  2. #2
    Member
    Joined
    Nov 2009
    Posts
    177
    a) Differentiate with regards to \theta.
    b) Find the angle that gives the smallest surface area (use the result from a).
    c) Use the result from b.
    Follow Math Help Forum on Facebook and Google+

  3. #3
    Master Of Puppets
    pickslides's Avatar
    Joined
    Sep 2008
    From
    Melbourne
    Posts
    5,236
    Thanks
    28
    Quote Originally Posted by wair View Post
    a) Calculate ds/d(theta)
    do you mean \frac{ds}{d\theta} or \frac{dS}{d\theta} ?
    Follow Math Help Forum on Facebook and Google+

  4. #4
    Member
    Joined
    Nov 2010
    Posts
    102
    I'm sorry I mean dS
    Follow Math Help Forum on Facebook and Google+

  5. #5
    Member
    Joined
    Nov 2010
    Posts
    102
    Mondreus do I need to do implicit differentiation ?
    Follow Math Help Forum on Facebook and Google+

  6. #6
    Member
    Joined
    Nov 2009
    Posts
    177
    No. S is the function and s is simply a constant.
    Follow Math Help Forum on Facebook and Google+

  7. #7
    Member
    Joined
    Nov 2010
    Posts
    102
    Oh i see thank you
    Follow Math Help Forum on Facebook and Google+

  8. #8
    Member
    Joined
    Nov 2010
    Posts
    102
    OK so for part a I get, dS/d(theta) = (3/2)s^2 * csc^2(theta) - [(3s^2)(3)^.5]/2*csc(theta)cot(theta). can someone confirm if this is right ?
    Follow Math Help Forum on Facebook and Google+

  9. #9
    Member
    Joined
    Nov 2010
    Posts
    102
    For part B would I set my derivative to zero and find the min like any max min problem ? And then for part C it says find the minimum surface are in terms of s and h, but my derivative doesn't have an h.
    Follow Math Help Forum on Facebook and Google+

  10. #10
    Member
    Joined
    Nov 2009
    Posts
    177
    I will check a) if you post the original problem and your solution in LaTeX code. Your approach to b) is correct.
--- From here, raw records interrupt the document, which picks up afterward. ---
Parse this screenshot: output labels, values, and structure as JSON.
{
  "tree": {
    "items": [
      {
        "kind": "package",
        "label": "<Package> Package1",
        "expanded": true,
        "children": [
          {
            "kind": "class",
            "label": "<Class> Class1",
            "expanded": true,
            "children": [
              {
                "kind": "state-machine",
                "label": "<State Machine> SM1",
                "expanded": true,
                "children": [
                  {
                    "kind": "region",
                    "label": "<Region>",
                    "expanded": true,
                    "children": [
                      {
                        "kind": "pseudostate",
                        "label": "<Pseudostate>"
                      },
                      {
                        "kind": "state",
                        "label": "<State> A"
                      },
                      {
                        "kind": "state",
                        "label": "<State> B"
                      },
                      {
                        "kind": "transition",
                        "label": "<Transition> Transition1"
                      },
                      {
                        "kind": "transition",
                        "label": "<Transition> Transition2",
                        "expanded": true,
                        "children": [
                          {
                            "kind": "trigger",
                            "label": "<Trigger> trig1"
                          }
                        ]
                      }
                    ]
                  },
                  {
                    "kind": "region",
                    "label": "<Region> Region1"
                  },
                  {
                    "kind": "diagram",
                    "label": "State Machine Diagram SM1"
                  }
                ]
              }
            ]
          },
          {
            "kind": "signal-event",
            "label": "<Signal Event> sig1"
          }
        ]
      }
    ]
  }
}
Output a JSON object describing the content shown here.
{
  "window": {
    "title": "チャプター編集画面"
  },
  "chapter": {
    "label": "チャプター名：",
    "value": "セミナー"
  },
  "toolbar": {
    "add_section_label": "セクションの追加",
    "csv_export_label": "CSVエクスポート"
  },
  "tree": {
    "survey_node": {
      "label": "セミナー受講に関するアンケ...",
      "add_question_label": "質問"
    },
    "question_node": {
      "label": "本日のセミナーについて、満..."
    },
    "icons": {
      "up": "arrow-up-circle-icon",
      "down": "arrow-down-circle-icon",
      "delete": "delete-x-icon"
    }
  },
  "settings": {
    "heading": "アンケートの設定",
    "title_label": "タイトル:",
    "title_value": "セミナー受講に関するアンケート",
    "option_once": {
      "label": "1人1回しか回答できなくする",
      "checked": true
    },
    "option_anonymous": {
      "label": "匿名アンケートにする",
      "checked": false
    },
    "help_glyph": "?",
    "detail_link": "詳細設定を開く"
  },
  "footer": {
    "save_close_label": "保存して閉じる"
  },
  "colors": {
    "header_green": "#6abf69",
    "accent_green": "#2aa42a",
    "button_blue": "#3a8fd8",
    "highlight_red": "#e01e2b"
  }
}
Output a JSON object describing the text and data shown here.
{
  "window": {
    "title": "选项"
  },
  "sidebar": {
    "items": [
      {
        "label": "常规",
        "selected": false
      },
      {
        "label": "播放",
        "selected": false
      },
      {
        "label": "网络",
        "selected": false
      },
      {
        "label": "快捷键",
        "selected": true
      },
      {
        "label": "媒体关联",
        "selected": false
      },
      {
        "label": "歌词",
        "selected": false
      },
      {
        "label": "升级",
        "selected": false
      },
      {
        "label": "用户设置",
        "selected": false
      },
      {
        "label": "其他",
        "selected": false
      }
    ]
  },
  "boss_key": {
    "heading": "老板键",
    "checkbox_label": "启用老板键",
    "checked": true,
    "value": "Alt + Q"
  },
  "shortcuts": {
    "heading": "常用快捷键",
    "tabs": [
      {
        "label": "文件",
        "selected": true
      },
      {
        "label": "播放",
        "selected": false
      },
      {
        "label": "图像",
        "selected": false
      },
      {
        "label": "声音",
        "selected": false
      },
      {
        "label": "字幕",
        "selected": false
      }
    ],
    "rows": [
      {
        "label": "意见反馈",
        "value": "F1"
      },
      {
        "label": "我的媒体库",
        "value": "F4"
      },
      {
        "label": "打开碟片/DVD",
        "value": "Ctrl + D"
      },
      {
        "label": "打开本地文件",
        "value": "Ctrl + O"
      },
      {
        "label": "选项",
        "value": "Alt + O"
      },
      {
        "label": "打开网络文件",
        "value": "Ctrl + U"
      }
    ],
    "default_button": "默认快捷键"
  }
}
As for c), it is clearly stated that s and h are constants, so you simply exchange \theta for the angle you found in b) (in the S function).
    Follow Math Help Forum on Facebook and Google+

  11. #11
    Member
    Joined
    Nov 2010
    Posts
    102
    S= 6sh-\frac{3}{2}s^2\cot\theta+(\frac{3s^2\sqrt3}{2})\cs  c\theta

    \frac{dS}{d\theta} = \frac{3}{2}s^2\csc^2\theta-(\frac{3s^2\sqrt3}{2})\csc\theta\cot\theta
    Follow Math Help Forum on Facebook and Google+

  12. #12
    Member
    Joined
    Nov 2009
    Posts
    177
    That looks correct. You can also check your answer here: webMathematica Explorations: Step-by-Step Derivatives
    Follow Math Help Forum on Facebook and Google+

  13. #13
    Member
    Joined
    Nov 2010
    Posts
    102
    Ok that's good. One more question, for part c I'm assuming I plug in the value of theta that I get into the original surface area function because there is no h term in my derivative. correct ?
    Follow Math Help Forum on Facebook and Google+

  14. #14
    Member
    Joined
    Nov 2009
    Posts
    177
    Yes. It's a standard minimization problem.
    Follow Math Help Forum on Facebook and Google+

Similar Math Help Forum Discussions

  1. Surface area problem
    Posted in the Calculus Forum
    Replies: 1
    Last Post: November 17th 2011, 05:23 AM
  2. Least Surface Area Problem
    Posted in the Geometry Forum
    Replies: 7
    Last Post: April 13th 2010, 10:44 PM
  3. Surface area problem
    Posted in the Calculus Forum
    Replies: 4
    Last Post: March 14th 2010, 09:38 PM
  4. Surface Area problem
    Posted in the Calculus Forum
    Replies: 1
    Last Post: March 2nd 2010, 03:02 PM
  5. Surface Area Box Problem
    Posted in the Algebra Forum
    Replies: 2
    Last Post: October 19th 2009, 10:00 AM

Search Tags


/mathhelpforum @mathhelpforum